It has a fast growth rate of 2- 3 inches per day and commonly reaches heights of 6- 8 feet, greatly inhibiting crop growth. Reported yield losses have been up to 91% in corn and 79% in soybean in some states. The weed can also significantly increase production costs for corn, soybean, and other crops.

What is the weed's legal status in Minnesota?

Since 2014, Palmer amaranth has been listed on Minnesota’s Prohibited Noxious Weed Eradicate List. All above and below ground parts of the plant must be destroyed. Additionally, no transportation, propagation, or sale of this plant is allowed. Failure to comply may result in enforcement action by the county or local municipality. More info on noxious weeds can be found on the MDA website.

In November 2016, the Commissioner of Agriculture listed Palmer amaranth as a Prohibited Weed Seed in agricultural, vegetable, flower, tree, shrub, native grass, and forb seeds sold in Minnesota. Any seed lot contaminated with Palmer amaranth is not legal for sale in Minnesota. To properly label a seed lot, the noxious exam must include genetic testing to determine whether any Amaranthus seed found may be identified as Palmer amaranth. Visit the MDA's Seed Program website for more information on seed regulations in Minnesota.

What can you do?

Be proactive and prevent Palmer amaranth establishment.  Familiarize yourself with Palmer amaranth identification and actively look for it in crop fields, borders, ditches, conservation lands and around dairies.

If you suspect Palmer amaranth on your property, immediately call your local U of M Extension Educator or IPM Specialist, crop consultant and/or the MDA’s Arrest the Pest (888-545-6684) to report locations.

AVOID entering areas where Palmer is suspected or confirmed.   If you must enter an infested area, always clean vehicles, equipment, and clothing prior to exiting.

If planting grasses and other flower mixes for conservation plantings, carefully review the seed label to ensure that no noxious weeds are present. If you are concerned, contact the Seed Regulatory Program at the MDA at 651-201-6531 for label review and sampling. Reputable seed sources will also be able to supply seed testing results for their seed mixes. 

How can you identify Palmer amaranth?

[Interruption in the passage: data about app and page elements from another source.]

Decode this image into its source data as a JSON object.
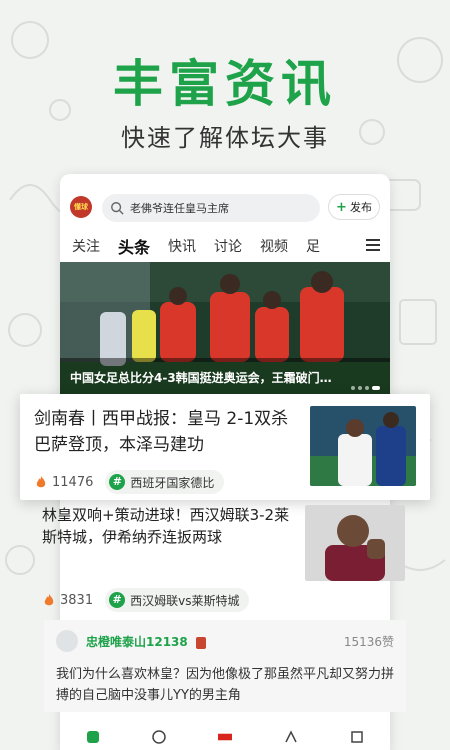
{
  "hero": {
    "title": "丰富资讯",
    "subtitle": "快速了解体坛大事"
  },
  "app": {
    "avatar_text": "懂球",
    "search_placeholder": "老佛爷连任皇马主席",
    "post_button": "发布",
    "tabs": [
      "关注",
      "头条",
      "快讯",
      "讨论",
      "视频",
      "足"
    ],
    "active_tab": "头条",
    "banner_caption": "中国女足总比分4-3韩国挺进奥运会，王霜破门…"
  },
  "featured": {
    "title": "剑南春丨西甲战报：皇马 2-1双杀巴萨登顶，本泽马建功",
    "count": "11476",
    "tag": "西班牙国家德比"
  },
  "article2": {
    "title": "林皇双响+策动进球！西汉姆联3-2莱斯特城，伊希纳乔连扳两球",
    "count": "3831",
    "tag": "西汉姆联vs莱斯特城"
  },
  "comment": {
    "user": "忠橙唯泰山12138",
    "likes": "15136赞",
    "text": "我们为什么喜欢林皇？因为他像极了那虽然平凡却又努力拼搏的自己脑中没事儿YY的男主角"
  },
  "colors": {
    "accent": "#1ea34a",
    "flame": "#f07a2b"
  }
}
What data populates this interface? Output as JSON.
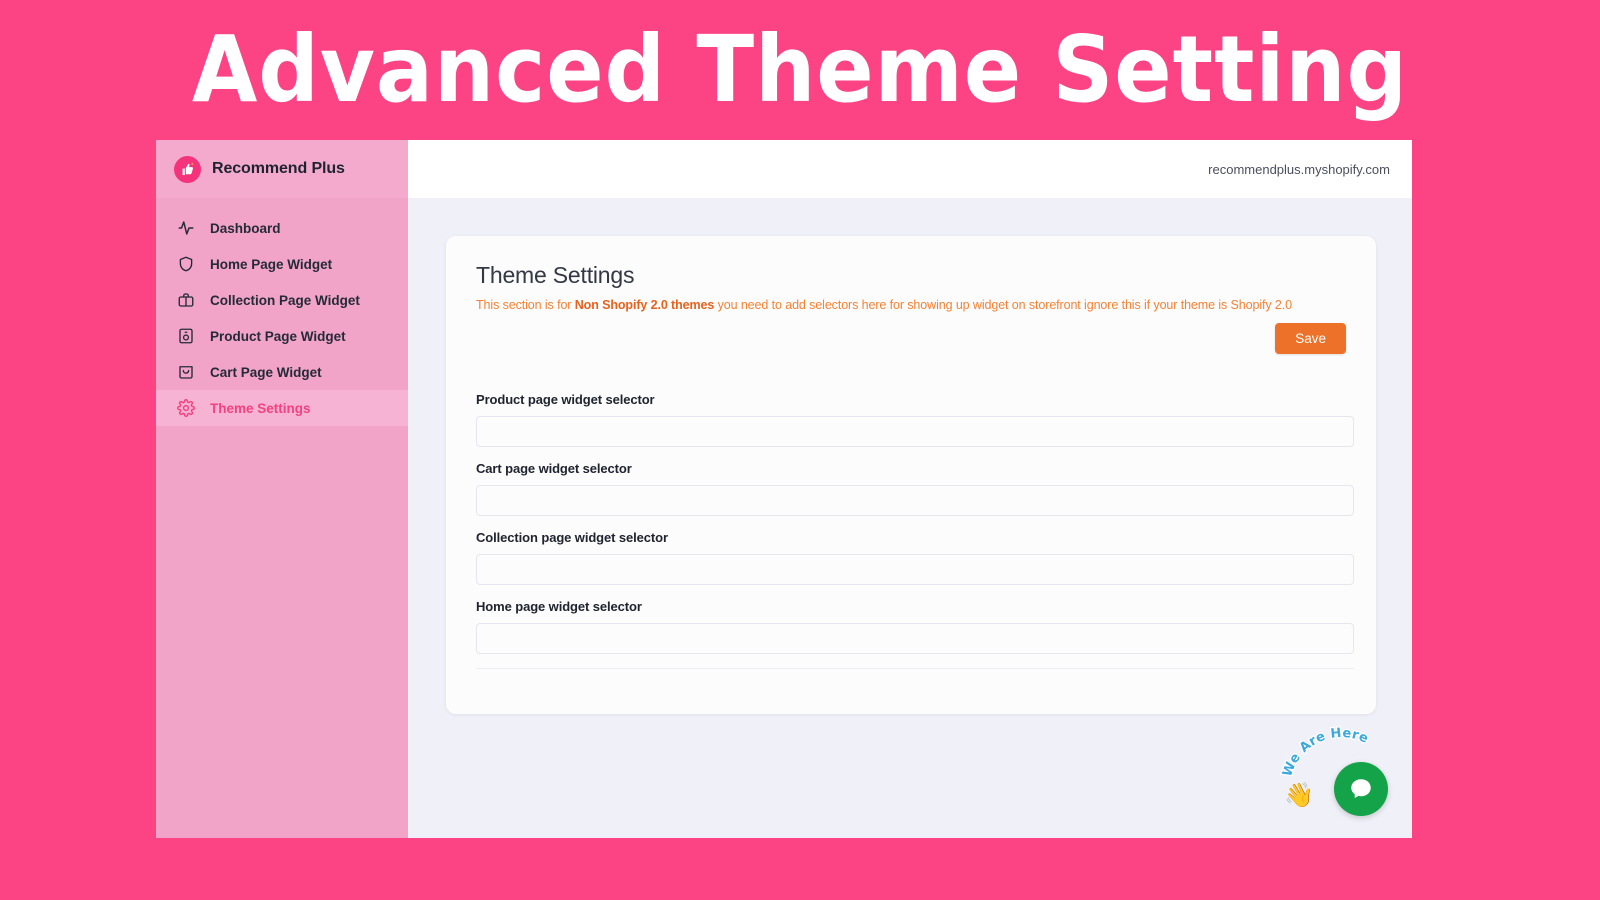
{
  "banner": {
    "title": "Advanced Theme Setting",
    "background_color": "#fc4384",
    "text_color": "#ffffff"
  },
  "sidebar": {
    "brand": "Recommend Plus",
    "logo_icon": "thumbs-up-plus-icon",
    "background_color": "#f2a4c8",
    "active_color": "#f5417f",
    "items": [
      {
        "label": "Dashboard",
        "icon": "activity-pulse-icon",
        "active": false
      },
      {
        "label": "Home Page Widget",
        "icon": "shield-icon",
        "active": false
      },
      {
        "label": "Collection Page Widget",
        "icon": "briefcase-icon",
        "active": false
      },
      {
        "label": "Product Page Widget",
        "icon": "product-box-icon",
        "active": false
      },
      {
        "label": "Cart Page Widget",
        "icon": "shopping-bag-icon",
        "active": false
      },
      {
        "label": "Theme Settings",
        "icon": "gear-icon",
        "active": true
      }
    ]
  },
  "topbar": {
    "store_url": "recommendplus.myshopify.com"
  },
  "card": {
    "title": "Theme Settings",
    "note_prefix": "This section is for ",
    "note_bold": "Non Shopify 2.0 themes",
    "note_suffix": " you need to add selectors here for showing up widget on storefront ignore this if your theme is Shopify 2.0",
    "note_color": "#f58233",
    "save_label": "Save",
    "save_color": "#ee7129",
    "fields": [
      {
        "label": "Product page widget selector",
        "value": "",
        "placeholder": ""
      },
      {
        "label": "Cart page widget selector",
        "value": "",
        "placeholder": ""
      },
      {
        "label": "Collection page widget selector",
        "value": "",
        "placeholder": ""
      },
      {
        "label": "Home page widget selector",
        "value": "",
        "placeholder": ""
      }
    ]
  },
  "chat": {
    "label": "We Are Here",
    "label_color": "#3ba9dd",
    "hand_icon": "waving-hand-icon",
    "bubble_icon": "chat-bubble-icon",
    "bubble_color": "#15a349"
  }
}
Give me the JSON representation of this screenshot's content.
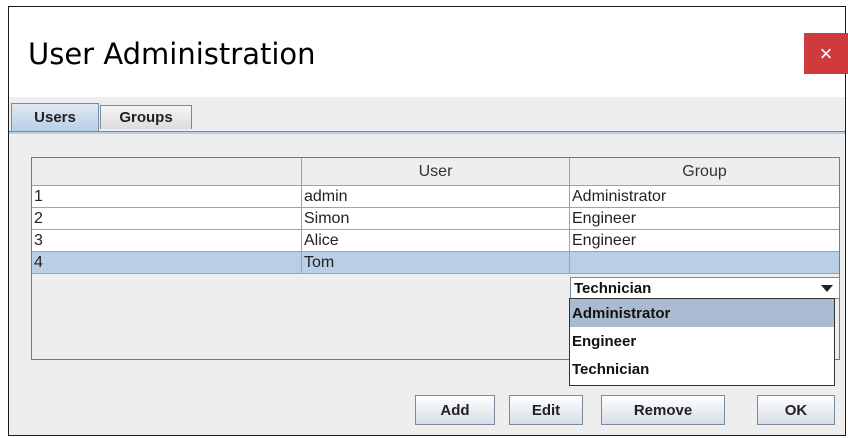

  • Palmer amaranth is a summer annual that commonly reaches heights of 6- 8 feet but, can reach 10 feet or more.
  • The green leaves are smooth and arranged in an alternate pattern that grows symmetrically around the stem. The leaves are oval to diamond or triangle shaped. 
  • The leaves of some Palmer amaranth plants have a whitish V-shaped mark on them. Not all Palmer amaranth plants display this characteristic.
  • There are separate male and female plants.
  • Palmer amaranth looks similar to our native pigweeds such as tall waterhemp (A.  tuberculatus), Powell's amaranth (A. powellii) and redroot and smooth pigweeds (A. retroflexus and A. hybridus respectively). Here are some distinguishing characteristics:
    • Redroot and smooth pigweeds have fine hairs on their stems and leaves. Palmer amaranth and waterhemp do not have these hairs.
    • The petiole (stalk connecting a leaf to the stem) is longer than the length of the leaf. For tall waterhemp, the petiole will be only half the length of the leaf.
    • Seedhead spikes on female Palmer amaranth plants are much taller (up to 3 feet long) and more prickly than waterhemp or redroot and smooth pigweed spikes.
    • Genetic tests are available to confirm visual confirmation. Contact the MDA for labs offering this service.